* **Provided records**
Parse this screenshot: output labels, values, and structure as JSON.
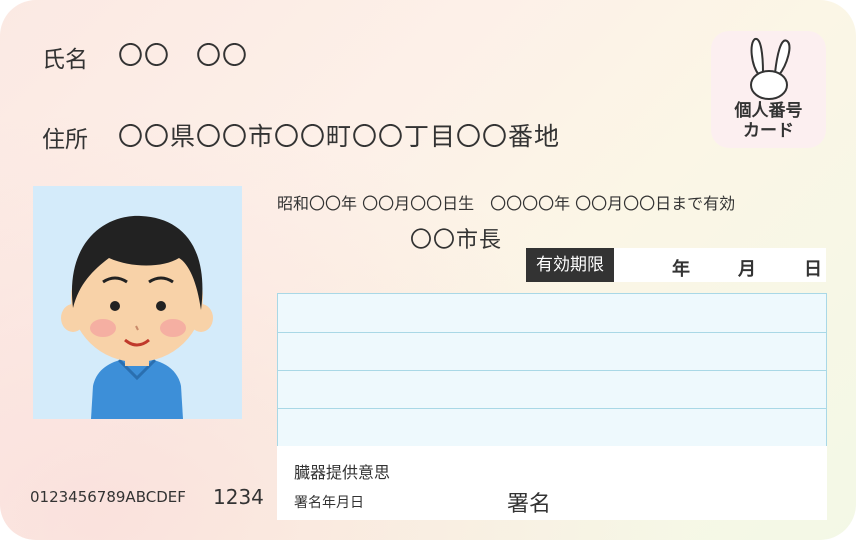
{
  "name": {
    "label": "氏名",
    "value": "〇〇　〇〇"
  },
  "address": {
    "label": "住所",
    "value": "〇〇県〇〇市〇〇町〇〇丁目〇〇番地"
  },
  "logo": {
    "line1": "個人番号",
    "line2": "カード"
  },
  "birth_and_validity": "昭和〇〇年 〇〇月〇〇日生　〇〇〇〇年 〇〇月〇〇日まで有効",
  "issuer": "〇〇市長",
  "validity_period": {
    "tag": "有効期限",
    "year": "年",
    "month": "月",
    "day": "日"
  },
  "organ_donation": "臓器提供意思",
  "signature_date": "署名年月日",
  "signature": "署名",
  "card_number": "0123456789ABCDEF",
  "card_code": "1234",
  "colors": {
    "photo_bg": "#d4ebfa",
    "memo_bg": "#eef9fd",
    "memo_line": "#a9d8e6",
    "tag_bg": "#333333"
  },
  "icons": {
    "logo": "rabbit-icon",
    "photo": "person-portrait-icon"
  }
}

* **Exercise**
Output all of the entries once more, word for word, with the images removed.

* **Answer space**
Parse this screenshot: output labels, values, and structure as JSON.
{
  "name": {
    "label": "氏名",
    "value": "〇〇　〇〇"
  },
  "address": {
    "label": "住所",
    "value": "〇〇県〇〇市〇〇町〇〇丁目〇〇番地"
  },
  "logo": {
    "line1": "個人番号",
    "line2": "カード"
  },
  "birth_and_validity": "昭和〇〇年 〇〇月〇〇日生　〇〇〇〇年 〇〇月〇〇日まで有効",
  "issuer": "〇〇市長",
  "validity_period": {
    "tag": "有効期限",
    "year": "年",
    "month": "月",
    "day": "日"
  },
  "organ_donation": "臓器提供意思",
  "signature_date": "署名年月日",
  "signature": "署名",
  "card_number": "0123456789ABCDEF",
  "card_code": "1234",
  "colors": {
    "photo_bg": "#d4ebfa",
    "memo_bg": "#eef9fd",
    "memo_line": "#a9d8e6",
    "tag_bg": "#333333"
  },
  "icons": {
    "logo": "rabbit-icon",
    "photo": "person-portrait-icon"
  }
}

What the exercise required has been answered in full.